═════ TASK INPUTS

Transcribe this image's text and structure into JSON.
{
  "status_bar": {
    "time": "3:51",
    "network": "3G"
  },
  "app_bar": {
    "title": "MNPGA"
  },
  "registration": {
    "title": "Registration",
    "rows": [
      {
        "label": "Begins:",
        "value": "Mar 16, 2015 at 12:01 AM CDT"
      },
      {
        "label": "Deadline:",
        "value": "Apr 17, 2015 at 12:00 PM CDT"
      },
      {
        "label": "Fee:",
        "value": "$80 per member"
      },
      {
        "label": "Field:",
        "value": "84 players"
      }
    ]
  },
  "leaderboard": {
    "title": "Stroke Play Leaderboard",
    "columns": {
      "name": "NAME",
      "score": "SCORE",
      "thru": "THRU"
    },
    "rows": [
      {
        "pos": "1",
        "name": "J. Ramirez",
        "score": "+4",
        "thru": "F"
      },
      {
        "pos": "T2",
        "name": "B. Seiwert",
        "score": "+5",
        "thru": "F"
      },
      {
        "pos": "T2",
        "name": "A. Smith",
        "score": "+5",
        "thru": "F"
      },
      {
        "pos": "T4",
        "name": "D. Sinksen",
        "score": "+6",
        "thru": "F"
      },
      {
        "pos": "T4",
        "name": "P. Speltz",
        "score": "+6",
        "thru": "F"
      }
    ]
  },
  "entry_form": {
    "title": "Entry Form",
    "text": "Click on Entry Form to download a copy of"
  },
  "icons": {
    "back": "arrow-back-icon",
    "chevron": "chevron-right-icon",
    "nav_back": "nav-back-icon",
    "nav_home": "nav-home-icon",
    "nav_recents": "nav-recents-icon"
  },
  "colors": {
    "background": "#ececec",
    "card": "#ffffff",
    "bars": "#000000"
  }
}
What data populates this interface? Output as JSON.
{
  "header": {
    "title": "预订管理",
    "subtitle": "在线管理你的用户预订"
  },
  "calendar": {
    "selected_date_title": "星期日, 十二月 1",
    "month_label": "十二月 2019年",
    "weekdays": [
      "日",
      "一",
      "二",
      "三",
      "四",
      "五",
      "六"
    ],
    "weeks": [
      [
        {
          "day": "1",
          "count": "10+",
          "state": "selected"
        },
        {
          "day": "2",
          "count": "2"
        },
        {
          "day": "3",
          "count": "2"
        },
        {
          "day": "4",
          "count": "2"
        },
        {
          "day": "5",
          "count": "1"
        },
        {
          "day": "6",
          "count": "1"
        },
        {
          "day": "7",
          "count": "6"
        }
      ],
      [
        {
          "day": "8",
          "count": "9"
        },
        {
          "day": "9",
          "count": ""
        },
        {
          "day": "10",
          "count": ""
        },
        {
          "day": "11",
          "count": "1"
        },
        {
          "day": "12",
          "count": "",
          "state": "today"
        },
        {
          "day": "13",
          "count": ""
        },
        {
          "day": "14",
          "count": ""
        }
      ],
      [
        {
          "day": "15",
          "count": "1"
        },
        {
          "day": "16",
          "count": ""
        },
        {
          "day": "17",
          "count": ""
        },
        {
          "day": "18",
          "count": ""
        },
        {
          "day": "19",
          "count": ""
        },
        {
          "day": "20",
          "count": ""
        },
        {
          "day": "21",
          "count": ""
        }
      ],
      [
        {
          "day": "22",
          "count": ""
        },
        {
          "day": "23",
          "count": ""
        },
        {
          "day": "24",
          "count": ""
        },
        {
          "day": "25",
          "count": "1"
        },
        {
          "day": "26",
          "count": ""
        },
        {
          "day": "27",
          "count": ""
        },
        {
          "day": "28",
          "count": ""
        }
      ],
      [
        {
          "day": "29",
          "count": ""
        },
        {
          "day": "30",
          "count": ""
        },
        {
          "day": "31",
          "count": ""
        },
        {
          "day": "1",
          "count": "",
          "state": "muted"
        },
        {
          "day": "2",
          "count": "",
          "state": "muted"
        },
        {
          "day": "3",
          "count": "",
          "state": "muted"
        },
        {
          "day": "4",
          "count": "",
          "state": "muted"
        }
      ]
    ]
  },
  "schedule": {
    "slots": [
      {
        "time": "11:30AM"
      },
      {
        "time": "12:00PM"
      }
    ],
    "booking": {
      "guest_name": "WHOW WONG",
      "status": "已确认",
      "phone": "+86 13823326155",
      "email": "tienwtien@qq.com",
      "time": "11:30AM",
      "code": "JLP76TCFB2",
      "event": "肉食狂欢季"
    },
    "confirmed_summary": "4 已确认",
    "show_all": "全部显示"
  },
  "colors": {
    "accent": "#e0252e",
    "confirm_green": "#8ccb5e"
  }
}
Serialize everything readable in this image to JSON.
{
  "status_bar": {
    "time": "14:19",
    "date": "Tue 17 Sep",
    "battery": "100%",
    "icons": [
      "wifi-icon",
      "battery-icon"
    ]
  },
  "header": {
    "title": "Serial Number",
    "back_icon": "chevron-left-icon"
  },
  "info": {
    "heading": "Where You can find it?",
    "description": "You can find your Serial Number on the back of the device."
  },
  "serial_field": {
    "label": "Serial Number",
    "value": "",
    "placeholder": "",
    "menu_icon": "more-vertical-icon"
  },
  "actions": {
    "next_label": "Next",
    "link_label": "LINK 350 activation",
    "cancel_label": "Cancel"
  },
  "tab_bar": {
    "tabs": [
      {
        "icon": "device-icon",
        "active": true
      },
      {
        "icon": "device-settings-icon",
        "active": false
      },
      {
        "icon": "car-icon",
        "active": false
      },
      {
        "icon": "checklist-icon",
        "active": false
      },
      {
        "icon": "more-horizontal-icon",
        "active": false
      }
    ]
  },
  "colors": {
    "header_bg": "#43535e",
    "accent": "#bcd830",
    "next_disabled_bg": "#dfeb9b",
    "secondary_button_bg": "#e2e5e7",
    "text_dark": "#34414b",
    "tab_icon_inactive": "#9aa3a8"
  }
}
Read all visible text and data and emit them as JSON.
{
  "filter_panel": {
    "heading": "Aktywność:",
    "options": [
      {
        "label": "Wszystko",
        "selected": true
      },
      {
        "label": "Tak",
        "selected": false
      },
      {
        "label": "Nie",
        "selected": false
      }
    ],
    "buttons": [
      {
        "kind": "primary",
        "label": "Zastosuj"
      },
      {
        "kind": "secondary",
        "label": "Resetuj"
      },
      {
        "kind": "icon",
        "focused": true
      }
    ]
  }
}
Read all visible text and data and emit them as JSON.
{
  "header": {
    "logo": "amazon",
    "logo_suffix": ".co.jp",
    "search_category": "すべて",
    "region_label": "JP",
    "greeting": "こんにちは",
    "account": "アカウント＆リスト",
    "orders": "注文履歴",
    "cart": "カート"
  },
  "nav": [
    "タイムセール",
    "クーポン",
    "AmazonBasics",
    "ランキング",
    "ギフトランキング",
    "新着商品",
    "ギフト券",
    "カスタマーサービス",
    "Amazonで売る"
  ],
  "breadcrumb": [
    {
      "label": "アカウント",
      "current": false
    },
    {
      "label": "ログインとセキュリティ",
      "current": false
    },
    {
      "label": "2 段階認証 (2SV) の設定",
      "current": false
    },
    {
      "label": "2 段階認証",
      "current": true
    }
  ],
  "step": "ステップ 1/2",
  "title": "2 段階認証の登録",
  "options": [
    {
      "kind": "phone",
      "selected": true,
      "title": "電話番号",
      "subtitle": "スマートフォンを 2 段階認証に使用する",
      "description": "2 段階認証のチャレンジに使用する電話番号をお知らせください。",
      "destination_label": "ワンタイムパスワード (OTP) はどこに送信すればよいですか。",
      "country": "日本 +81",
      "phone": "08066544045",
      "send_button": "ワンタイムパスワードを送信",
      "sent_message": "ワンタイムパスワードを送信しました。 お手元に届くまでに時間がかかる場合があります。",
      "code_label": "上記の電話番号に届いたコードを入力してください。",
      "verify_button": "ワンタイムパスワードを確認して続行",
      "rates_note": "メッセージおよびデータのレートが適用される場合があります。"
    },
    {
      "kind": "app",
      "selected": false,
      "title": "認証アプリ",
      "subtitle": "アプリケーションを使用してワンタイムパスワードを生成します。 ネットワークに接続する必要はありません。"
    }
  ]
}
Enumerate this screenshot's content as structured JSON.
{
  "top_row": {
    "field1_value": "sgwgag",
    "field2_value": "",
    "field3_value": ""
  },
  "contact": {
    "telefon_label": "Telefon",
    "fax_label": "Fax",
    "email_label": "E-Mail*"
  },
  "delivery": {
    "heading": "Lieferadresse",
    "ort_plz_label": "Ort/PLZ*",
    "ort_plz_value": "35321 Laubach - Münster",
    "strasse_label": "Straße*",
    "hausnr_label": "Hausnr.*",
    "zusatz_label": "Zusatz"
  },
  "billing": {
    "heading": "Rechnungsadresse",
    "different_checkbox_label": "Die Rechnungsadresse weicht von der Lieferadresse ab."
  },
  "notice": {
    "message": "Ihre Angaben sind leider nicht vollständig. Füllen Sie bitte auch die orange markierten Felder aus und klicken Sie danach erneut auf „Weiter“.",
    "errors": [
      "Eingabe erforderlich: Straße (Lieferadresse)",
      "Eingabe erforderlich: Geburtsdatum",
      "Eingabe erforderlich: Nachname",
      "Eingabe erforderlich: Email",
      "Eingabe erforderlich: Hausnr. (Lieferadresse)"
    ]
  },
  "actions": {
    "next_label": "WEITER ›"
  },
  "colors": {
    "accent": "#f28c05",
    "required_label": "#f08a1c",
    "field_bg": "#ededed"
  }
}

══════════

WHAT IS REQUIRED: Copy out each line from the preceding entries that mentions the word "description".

FINISHED TASK:
    "description": "You can find your Serial Number on the back of the device."
      "description": "2 段階認証のチャレンジに使用する電話番号をお知らせください。",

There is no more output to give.